Jazz collectors can be an obsessive, detail-minded bunch, so when they acquire Vol. 2 of CAP's Dizzy in South America series, they're bound to be frustrated by the fact that the credits don't give any exact recording dates or let you know exactly where in South America each 1956 performance was recorded. As frustrating as that is, however, Vol. 2 is a CD that collectors and Dizzy Gillespie fans will be glad to get their hands on. No serious Gillespie aficionado could resist hearing previously unreleased live performances of "Tin Tin Deo," "The Champ," and "Groovin' High," especially when the sound quality is decent (by 1956 standards) and the band boasts such heavyweights as Phil Woods (alto sax), Benny Golson (tenor sax), Jimmy Powell (alto sax), Walter Davis, Jr. (piano), and the tour's musical director Quincy Jones (trumpet). Gillespie has many inspired moments on trumpet, and featured vocalist Austin Cromer provides some memorable crooning on "Because of You" and "Wonder Why".

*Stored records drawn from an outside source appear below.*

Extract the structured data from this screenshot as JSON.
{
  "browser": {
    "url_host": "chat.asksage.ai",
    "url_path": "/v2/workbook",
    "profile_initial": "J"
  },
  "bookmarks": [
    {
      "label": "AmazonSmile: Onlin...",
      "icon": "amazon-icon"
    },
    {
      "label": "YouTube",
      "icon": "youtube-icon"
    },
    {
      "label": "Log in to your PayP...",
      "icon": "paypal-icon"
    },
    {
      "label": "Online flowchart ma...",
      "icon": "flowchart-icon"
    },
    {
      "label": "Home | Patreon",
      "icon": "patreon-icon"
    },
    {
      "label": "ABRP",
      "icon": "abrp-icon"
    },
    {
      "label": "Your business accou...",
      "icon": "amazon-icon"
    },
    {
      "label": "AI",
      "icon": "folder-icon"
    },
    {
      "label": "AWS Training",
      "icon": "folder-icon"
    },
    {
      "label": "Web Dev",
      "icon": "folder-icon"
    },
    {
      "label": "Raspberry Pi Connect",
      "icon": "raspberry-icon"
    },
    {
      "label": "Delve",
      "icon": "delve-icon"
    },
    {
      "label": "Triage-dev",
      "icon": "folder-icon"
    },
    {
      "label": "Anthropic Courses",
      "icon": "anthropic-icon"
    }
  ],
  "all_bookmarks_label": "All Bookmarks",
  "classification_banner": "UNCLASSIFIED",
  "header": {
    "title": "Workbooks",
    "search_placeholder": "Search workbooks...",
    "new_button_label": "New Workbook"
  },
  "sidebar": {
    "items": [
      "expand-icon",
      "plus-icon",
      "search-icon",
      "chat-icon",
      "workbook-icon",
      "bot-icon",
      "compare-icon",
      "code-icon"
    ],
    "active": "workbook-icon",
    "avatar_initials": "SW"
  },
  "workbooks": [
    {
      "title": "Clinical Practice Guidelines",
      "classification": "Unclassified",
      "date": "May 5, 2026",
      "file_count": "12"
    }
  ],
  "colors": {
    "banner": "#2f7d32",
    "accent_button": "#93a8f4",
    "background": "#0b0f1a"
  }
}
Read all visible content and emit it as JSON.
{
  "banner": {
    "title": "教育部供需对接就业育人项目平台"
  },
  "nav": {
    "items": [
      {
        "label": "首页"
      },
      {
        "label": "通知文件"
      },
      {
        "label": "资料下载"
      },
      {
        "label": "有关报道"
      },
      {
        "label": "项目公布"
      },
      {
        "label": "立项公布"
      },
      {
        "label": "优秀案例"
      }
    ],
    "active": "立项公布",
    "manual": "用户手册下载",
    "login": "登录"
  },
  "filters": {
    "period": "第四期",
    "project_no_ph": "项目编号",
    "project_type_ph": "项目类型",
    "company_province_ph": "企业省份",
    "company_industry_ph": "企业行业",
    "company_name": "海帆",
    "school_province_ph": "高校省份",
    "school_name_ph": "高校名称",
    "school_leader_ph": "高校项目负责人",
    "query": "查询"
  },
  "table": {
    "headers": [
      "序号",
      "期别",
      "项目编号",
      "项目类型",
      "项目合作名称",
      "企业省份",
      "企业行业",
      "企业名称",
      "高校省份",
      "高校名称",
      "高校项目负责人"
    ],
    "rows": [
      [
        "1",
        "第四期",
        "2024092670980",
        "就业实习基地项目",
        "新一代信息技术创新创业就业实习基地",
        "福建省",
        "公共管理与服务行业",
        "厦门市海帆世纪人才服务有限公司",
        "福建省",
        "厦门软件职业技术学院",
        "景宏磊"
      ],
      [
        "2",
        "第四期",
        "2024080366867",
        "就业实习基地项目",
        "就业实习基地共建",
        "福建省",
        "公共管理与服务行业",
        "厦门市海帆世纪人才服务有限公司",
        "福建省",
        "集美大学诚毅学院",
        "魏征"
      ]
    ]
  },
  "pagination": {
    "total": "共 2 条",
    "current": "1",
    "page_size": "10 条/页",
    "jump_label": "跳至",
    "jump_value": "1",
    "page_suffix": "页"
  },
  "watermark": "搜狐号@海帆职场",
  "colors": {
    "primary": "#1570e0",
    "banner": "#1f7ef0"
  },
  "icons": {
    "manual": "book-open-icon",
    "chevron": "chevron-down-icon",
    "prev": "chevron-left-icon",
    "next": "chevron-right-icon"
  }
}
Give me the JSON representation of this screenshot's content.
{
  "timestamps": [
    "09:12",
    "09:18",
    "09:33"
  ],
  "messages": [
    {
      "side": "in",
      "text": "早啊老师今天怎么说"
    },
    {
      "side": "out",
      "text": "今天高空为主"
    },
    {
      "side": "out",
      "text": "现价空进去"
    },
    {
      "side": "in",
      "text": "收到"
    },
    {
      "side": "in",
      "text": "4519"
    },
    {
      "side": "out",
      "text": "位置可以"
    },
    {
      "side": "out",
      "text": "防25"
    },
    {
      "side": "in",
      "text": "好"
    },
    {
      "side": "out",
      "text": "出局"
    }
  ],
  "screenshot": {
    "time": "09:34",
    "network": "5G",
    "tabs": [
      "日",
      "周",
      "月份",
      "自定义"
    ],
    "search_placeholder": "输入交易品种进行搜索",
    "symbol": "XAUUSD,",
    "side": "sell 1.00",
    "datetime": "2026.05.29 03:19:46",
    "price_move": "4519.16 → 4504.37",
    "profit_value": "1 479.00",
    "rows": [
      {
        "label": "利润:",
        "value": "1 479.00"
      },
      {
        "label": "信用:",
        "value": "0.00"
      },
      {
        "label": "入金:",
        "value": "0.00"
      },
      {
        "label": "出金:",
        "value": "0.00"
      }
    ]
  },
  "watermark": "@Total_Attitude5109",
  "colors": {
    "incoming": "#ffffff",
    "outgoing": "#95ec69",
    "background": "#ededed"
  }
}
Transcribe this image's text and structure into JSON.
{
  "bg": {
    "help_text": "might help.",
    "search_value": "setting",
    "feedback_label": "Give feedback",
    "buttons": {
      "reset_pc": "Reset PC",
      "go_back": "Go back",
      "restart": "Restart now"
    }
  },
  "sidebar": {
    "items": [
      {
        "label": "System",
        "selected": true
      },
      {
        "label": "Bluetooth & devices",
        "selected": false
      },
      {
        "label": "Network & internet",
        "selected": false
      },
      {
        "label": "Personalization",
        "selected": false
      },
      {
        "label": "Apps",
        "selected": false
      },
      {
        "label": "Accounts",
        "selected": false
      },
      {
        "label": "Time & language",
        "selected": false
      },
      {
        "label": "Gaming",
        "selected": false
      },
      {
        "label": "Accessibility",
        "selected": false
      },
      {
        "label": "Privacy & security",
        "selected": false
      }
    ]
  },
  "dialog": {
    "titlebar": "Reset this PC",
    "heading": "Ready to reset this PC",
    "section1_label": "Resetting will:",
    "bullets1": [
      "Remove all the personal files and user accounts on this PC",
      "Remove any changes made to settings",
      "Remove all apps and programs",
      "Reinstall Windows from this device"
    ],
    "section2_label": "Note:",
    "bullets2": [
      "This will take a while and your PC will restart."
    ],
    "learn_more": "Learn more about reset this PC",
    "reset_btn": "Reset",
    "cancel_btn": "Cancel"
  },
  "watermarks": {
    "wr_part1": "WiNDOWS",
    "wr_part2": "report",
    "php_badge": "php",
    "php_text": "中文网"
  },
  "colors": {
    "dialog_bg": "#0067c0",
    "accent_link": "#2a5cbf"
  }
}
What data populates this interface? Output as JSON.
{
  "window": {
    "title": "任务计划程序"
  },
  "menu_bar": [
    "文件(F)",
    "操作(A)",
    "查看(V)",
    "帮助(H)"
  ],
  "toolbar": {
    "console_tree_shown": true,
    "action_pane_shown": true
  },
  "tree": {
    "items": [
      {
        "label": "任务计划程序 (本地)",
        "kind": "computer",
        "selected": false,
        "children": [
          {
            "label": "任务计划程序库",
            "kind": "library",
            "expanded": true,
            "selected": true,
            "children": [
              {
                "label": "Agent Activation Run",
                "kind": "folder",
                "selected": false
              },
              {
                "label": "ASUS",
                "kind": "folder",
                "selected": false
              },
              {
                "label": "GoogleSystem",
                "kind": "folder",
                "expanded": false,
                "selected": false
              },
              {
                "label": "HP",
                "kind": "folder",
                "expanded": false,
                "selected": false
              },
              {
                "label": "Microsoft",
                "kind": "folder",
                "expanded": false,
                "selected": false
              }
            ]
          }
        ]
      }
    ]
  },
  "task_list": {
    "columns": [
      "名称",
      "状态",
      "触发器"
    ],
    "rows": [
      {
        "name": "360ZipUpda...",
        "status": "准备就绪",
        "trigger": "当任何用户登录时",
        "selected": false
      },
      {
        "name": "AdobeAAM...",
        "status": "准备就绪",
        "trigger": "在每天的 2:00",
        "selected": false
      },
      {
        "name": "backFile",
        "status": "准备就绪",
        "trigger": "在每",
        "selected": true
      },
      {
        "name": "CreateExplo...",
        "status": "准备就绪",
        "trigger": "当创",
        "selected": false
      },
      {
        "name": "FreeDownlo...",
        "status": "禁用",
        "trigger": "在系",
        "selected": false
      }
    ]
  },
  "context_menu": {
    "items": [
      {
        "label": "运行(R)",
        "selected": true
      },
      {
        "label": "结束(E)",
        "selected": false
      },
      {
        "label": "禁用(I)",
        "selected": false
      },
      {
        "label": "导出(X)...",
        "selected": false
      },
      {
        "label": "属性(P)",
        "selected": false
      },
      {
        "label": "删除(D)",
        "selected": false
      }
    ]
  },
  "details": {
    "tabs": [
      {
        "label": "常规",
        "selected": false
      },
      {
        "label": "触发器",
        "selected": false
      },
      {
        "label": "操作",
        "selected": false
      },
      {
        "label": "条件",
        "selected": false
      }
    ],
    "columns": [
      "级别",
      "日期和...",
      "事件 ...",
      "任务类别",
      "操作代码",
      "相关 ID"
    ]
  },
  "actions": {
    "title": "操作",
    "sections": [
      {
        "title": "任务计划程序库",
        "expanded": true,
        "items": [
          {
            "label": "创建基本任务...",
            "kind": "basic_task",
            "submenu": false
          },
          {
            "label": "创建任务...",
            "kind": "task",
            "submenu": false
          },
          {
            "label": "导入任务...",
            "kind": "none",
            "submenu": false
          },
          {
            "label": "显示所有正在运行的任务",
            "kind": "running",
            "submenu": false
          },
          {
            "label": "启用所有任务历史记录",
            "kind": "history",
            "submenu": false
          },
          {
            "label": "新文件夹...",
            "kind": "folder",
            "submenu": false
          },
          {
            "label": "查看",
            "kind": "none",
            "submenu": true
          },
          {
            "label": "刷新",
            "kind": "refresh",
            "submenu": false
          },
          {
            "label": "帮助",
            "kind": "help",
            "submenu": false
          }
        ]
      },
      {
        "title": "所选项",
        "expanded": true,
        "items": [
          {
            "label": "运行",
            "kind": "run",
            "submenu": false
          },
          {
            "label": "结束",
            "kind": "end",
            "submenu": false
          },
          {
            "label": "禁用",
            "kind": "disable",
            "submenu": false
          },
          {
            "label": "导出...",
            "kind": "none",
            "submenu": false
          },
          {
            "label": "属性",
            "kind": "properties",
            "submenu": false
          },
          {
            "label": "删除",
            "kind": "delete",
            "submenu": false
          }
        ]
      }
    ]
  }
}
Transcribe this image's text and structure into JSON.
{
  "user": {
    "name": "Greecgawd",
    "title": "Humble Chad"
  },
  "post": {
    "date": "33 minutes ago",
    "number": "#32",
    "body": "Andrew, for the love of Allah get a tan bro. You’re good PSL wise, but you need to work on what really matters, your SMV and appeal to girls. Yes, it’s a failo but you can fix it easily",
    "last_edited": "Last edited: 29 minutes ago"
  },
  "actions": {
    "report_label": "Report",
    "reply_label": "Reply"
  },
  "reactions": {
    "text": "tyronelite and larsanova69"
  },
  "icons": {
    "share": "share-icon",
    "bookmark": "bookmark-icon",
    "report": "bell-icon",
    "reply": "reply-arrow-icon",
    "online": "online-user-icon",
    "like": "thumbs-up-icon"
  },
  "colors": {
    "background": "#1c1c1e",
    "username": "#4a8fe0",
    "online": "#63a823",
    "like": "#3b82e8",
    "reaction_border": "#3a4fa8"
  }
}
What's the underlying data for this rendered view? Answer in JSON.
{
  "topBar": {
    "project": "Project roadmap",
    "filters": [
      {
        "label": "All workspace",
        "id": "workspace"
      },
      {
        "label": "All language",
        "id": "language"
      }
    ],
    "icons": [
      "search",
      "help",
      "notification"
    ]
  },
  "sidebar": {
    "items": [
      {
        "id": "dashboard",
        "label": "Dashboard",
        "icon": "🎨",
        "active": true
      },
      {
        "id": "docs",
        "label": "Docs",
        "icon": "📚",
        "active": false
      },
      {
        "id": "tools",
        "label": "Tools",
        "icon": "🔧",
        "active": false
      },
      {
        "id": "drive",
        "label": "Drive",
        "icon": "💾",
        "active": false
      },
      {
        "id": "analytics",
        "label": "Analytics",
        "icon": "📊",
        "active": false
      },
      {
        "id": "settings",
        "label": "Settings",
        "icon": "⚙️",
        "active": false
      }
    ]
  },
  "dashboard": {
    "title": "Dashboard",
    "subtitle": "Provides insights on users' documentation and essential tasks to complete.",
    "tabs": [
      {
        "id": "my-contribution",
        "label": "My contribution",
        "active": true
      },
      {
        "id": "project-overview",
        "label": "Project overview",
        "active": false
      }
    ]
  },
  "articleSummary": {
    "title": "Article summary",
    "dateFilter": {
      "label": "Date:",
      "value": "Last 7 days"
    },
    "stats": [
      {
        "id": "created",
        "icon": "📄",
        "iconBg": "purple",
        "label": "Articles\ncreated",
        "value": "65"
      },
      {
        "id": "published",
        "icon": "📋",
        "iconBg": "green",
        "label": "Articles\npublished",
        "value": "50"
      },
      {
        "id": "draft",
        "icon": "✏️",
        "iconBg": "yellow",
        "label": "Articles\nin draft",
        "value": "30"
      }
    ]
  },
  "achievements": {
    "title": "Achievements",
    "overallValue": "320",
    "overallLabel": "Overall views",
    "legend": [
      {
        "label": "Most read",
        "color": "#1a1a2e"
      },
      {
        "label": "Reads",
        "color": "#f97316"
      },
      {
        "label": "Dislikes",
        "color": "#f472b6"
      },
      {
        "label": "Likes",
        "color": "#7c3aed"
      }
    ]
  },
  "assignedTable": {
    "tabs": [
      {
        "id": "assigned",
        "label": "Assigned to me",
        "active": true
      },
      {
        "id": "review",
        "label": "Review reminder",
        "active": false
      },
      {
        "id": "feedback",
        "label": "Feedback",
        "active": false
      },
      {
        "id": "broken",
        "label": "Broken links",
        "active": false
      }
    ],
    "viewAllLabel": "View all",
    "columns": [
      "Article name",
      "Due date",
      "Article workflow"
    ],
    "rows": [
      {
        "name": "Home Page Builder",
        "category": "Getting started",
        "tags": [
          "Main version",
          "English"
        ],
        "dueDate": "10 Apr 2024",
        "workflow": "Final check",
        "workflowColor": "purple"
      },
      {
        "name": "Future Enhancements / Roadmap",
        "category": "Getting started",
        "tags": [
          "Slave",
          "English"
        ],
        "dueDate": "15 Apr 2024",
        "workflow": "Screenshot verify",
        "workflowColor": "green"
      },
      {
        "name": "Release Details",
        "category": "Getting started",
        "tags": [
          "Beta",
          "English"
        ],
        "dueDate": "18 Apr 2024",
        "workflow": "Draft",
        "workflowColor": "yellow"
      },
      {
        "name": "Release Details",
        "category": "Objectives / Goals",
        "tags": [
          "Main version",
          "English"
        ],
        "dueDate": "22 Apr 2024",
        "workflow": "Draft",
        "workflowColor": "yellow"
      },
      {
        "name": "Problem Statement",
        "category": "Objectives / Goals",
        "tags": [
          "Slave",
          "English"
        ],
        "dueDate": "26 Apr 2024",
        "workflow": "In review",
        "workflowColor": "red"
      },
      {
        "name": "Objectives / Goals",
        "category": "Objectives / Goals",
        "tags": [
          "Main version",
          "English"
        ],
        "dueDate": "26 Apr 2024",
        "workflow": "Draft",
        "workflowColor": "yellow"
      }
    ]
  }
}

In the summer of 1956, the famed Harlem congressman Adam Clayton Powell arranged for Dizzy Gillespie to embark on a worldwide goodwill-ambassador tour sponsored by the State Department. Gillespie and an all-star big band featuring trumpeter Quincy Jones, the late trombonist Melba Liston, alto saxophonist Phil Woods, and tenor saxophonist Benny Golson performed in Ecuador, Argentina, Uruguay, and Brazil to frenzied, beret-wearing fans. Recordings were made but they weren't commercially available and were played only for a select group of musicians before Gillespie's death in 1993. Now the sides have been released, showcasing Dizzy at his bebopping best.
Reissue with the latest remastering. Features original cover artwork. Comes with a descripton in Japanese. Dizzy Gillespie meets the Phil Woods Quintet – a group that already has a great trumpeter in the form of Tom Harrell – which makes the album here a double-horn delight! Dizzy's on trumpet throughout, and Harrell plays both trumpet and flugelhorn – and the pair work well with Woods' alto in the front line, sharing back and forth, and creating a lively interplay between the different voices of their instruments. Dizzy is impeccable – as he always is at this point in his career – and rhythms are nice and tight, thanks to piano from Hal Galper, bass from Steve Gilmore, and drums from Bill Goodwin. Titles include a great reading of Galper's Loose Change" – plus "Terrestris", "Love For Sale", "Oon Ga Wa", and "Whasidishean".
Soundin' Off is a solid quartet outing with pianist Walter Bishop Jr., bass player Doug Watkins and Taylor; but the absence of a flinty frontline partner and a greater reliance on standards (there's only one Reece tune on the date) gives the album a more generic feel than the others. The up side is that Reece airs out his chops on a variety of vehicles, spanning torchy ballads like "Ghost of a Chance" and boppin' romps on the "I Got Rhythm" template "Eb Pob" by Fats Navarro. The album provides a comprehensive picture of Reece's abilities as a trumpeter; the rub is that he was also a fine composer, and the lone original, a straight-up blues, doesn't adequately represent that aspect of his music.